Winnipeg police chief Danny Smyth briefed the City of Winnipeg’s top administration about a vigil for 16-year-old Eishia Hudson, who had been shot and killed by police after a high-speed chase that followed a liquor store robbery in the city’s south end days prior, confidential documents obtained by Global News reveal.
In an April 14 briefing note with the subject line “Vigil at Fermor and Lagimodiere” sent to interim chief administrative officer Mike Ruta and chief corporate services officer Michael Jack, police chief Smyth outlined the police service’s response to an April 12 gathering in the intersection that saw mourners express outrage and grief over Hudson’s fatal police shooting.
In an interview Wednesday, Winnipeg Police Service Const. Rob Carver explained the briefing note — a similar brief went to the police board chair — was meant in part to correct “misinformation” surrounding the police response to the vigil, particularly criticism of police blocking access.
“No vehicles were allowed to pass through the intersection; however, people were allowed to park and walk to the vigil. No people were prevented from entering the vigil on foot,” Smyth wrote in the briefing note obtained by Global News through a freedom-of-information request.
“Councillors were receiving phone calls about what police had done,” Carver said in a phone interview.
Police stopped traffic on Lagimodiere Boulevard near Fermor Road before the April 12 vigil began.
“This briefing note was designed to correct that that we had prevented people from getting into the area, there was that narrative,” Carver said.
“We simply prevented people from driving too close. I know there were comments, some on social media, that they should have been able to drive closer — it’s a roadway.”
Carver said the vigil, similar to other demonstrations in roadways, technically contravened the Highway Traffic Act.
“We have a decision to make as a police service: are we going to enforce laws or are we going to take the higher ground and allow short term public inconvenience to allow people to do non-violent expressions of concern over very important topics?” he asked rhetorically.
The one-page brief is marked confidential.
“The vigil was in response to a police shooting that occurred in the area on April 8,” Smyth wrote.
According to Smyth’s brief, over 100 people went to mourn on the stretch of road where Hudson was killed after fleeing a Sage Creek liquor store robbery with a number of other youth. According to police, Hudson was driving a stolen vehicle which rammed into a police car and a number of other cars near the intersection.
Mourners held a round dance in the intersection.
“As these are multi-lane roadways with normal speeds of 80 km/hr… the roadway was closed to vehicular traffic for safety reasons,” Smyth told the city’s top administration in the memo.
In the brief, Smyth noted a tweet by Winnipeg Police Service’s duty office ahead of the vigil that called the gathering a protest was erroneous.
“I personally spoke with the officers in charge and they never viewed the matter as a protest,” Smyth wrote.

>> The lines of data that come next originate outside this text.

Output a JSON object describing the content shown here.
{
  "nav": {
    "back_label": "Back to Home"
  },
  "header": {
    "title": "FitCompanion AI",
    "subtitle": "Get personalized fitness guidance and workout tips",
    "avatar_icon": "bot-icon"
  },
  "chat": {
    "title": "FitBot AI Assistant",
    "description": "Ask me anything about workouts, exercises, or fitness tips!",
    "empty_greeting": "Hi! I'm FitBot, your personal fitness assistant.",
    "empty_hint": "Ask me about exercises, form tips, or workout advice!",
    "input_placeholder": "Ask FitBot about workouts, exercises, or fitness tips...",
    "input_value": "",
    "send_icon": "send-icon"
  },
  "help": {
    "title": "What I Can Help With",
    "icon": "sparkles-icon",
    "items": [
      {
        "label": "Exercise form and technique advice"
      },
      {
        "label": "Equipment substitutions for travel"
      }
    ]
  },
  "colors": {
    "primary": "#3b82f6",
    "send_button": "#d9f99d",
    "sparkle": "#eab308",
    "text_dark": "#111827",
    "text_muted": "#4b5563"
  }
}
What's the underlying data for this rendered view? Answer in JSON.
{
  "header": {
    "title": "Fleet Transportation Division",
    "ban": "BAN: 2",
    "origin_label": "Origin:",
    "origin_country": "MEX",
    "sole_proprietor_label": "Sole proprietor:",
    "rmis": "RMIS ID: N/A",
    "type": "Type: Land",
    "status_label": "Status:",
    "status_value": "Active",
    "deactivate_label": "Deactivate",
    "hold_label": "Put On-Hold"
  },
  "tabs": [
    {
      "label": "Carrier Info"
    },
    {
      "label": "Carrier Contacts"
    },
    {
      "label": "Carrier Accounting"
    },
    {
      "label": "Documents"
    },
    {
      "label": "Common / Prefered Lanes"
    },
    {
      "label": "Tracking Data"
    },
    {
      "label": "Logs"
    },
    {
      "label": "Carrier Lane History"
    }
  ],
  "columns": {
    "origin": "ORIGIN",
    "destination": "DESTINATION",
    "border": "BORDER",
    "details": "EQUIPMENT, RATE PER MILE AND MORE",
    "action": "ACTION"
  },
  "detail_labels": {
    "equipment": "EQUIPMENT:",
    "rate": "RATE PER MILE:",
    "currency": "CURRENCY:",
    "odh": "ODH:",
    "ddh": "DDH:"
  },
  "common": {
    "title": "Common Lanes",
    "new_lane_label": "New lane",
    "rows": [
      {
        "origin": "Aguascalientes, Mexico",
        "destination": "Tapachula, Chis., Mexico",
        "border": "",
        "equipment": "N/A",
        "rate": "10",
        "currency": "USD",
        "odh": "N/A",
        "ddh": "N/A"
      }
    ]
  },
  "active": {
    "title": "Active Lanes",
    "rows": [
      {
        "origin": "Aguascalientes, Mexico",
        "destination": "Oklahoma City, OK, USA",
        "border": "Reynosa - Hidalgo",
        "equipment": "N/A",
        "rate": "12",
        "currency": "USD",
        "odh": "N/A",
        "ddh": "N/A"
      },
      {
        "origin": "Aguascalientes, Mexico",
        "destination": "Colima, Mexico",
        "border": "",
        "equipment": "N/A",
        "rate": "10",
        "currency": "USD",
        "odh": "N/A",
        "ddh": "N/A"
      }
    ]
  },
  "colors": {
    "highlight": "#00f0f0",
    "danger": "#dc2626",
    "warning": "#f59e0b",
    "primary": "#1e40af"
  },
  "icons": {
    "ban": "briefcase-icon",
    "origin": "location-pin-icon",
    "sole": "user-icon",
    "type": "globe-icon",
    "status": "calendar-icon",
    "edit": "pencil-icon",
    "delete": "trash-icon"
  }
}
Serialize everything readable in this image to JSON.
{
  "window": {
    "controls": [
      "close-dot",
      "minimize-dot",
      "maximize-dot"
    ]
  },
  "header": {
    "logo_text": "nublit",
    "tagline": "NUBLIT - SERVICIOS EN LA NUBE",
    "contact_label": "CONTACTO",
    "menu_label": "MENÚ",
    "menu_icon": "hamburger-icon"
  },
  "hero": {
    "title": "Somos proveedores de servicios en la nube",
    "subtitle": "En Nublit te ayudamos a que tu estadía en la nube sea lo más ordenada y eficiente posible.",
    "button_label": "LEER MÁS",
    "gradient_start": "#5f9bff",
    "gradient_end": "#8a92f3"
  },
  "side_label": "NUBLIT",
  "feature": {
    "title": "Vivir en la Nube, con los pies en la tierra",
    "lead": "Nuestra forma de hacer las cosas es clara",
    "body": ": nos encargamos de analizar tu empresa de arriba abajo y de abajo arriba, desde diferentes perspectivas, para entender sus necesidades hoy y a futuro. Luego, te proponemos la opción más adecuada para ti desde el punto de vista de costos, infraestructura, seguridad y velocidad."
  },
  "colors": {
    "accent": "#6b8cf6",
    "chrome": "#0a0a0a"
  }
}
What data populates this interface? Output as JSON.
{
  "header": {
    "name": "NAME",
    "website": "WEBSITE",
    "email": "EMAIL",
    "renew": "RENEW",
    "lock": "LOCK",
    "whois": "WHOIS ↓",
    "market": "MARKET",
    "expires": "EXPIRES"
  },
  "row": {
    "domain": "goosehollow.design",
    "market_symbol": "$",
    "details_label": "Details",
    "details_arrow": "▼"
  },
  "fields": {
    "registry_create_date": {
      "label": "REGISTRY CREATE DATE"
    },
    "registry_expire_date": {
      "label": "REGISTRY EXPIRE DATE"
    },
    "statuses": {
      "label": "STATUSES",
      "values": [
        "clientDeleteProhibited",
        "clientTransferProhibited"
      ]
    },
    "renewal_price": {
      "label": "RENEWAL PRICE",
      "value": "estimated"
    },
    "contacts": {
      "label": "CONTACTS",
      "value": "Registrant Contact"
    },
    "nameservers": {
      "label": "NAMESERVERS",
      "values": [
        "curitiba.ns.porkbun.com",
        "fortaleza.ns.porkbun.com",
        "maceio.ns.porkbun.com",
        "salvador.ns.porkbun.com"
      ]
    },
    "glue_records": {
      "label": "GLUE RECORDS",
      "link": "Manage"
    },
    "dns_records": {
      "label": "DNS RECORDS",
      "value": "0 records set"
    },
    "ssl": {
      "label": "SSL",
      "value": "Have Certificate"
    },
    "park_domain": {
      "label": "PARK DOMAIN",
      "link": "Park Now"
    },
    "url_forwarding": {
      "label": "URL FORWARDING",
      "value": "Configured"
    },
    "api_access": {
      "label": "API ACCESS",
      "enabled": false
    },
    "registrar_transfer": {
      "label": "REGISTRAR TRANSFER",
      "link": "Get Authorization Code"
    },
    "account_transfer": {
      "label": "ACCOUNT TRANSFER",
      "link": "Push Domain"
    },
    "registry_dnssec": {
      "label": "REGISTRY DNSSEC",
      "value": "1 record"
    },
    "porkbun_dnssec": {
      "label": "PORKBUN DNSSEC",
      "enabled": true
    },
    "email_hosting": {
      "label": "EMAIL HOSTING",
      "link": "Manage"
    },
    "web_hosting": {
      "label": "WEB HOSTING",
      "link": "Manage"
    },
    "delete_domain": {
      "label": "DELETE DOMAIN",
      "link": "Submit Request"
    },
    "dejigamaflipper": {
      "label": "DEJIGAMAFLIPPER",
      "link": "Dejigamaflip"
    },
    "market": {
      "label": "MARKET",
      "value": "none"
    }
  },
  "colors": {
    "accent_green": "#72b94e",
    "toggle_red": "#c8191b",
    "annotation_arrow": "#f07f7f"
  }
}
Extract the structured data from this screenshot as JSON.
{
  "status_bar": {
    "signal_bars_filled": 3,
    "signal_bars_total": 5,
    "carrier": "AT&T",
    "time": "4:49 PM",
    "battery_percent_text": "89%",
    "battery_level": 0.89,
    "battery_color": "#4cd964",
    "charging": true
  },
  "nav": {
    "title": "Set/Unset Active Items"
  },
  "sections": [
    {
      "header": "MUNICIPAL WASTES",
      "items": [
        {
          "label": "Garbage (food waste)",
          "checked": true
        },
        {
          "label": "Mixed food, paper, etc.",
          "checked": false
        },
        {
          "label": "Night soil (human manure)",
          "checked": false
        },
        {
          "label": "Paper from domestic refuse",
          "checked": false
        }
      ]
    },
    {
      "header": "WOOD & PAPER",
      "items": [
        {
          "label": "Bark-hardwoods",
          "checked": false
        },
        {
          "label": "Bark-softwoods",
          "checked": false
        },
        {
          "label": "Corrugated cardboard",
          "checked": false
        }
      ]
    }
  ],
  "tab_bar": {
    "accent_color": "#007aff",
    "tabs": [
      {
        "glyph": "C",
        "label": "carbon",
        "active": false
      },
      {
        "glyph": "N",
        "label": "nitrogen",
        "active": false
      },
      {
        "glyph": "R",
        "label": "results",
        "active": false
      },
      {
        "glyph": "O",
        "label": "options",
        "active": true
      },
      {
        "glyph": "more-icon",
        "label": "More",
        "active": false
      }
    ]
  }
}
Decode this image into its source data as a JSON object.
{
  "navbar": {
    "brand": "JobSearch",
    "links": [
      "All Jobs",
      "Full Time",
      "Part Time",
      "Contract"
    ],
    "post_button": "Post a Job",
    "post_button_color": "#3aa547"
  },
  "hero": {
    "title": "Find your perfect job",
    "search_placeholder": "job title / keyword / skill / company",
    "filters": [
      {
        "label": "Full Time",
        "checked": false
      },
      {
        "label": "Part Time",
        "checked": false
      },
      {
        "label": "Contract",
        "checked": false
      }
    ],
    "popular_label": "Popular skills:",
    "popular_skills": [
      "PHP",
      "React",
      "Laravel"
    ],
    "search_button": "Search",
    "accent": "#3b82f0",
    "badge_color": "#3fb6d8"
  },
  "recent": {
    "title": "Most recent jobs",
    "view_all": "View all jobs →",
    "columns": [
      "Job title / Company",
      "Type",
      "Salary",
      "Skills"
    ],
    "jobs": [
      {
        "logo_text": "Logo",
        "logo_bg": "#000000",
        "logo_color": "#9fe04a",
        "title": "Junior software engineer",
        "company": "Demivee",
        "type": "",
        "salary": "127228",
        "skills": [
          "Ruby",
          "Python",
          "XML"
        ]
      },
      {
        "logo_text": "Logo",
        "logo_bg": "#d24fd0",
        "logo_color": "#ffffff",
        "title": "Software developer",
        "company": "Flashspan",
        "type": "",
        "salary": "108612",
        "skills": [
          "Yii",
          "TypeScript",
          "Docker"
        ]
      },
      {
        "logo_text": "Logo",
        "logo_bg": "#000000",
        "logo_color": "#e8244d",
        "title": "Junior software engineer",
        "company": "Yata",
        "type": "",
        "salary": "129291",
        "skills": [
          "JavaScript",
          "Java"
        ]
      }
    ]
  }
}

The briefing note is broken down into five main sections: cautionary notes/risk items; summary; recommendation; key issues; and current status/next steps.
“There was misinformation about people not being allowed to attend or participate,” Smyth wrote in the key issues section.
In the note, Smyth later compared the vigil to closures of Portage and Main in support of the Wet’suwet’en hereditary chiefs that occurred in March in terms of the police response.
The chief sent an almost identical confidential briefing note to the Winnipeg Police Board chair — at the time, Coun. Kevin Klein — the same day. The note sent to the police board lacks the cautionary notes/risk items subheading included in the letter to the top administrative officers — in the letter to Ruta and Jack, that line reads “No cautions or risks identified.”
Former police board chair Kevin Klein, who resigned June 11 following public disputes with city hall over governance of the board, said the confidential brief being sent to city administration is evidence of improper procedure and administrative overreach in police operations.
More seriously, Klein called the memo a violation of the provincial Police Services Act, the legislation that oversees policing in Manitoba.
“When I resigned from the Winnipeg Police Board I noted that the reasons were the dysfunction of the system and that I felt strongly that we were outside of the legislative requirements, that we weren’t following the law. This is evidence of that,” Klein said in an interview.
“The act is pretty clear, it’s trying to create a divide between police operations and the city, and this is again more evidence of what I was talking about.”
Klein said city administration should not be receiving confidential briefs from the chief.
“We have a problem here and it needs to be looked into,” he said.
Carver and city communications boss Felicia Wiltshire disputed Klein’s characterization of city administration’s briefing as improper.
Chief Smyth “is a city employee, as we all are, and councillors are getting questions about a situation that’s public — I don’t see how you could possibly argue that you wouldn’t be allowed to explain what we did (to administration),” Carver said of the confidential note.
Smyth is a member of the city’s senior management, Wiltshire wrote in an email in response to Global News’ questions on the briefing procedure and whether the April 14 brief adheres to provincial legislation.
“As with any member of the senior management team, Chief Smyth will prepare briefing notes for the (chief corporate services officer and chief administrative officer) on issues he feels need to be brought to their attention,” Wiltshire wrote further.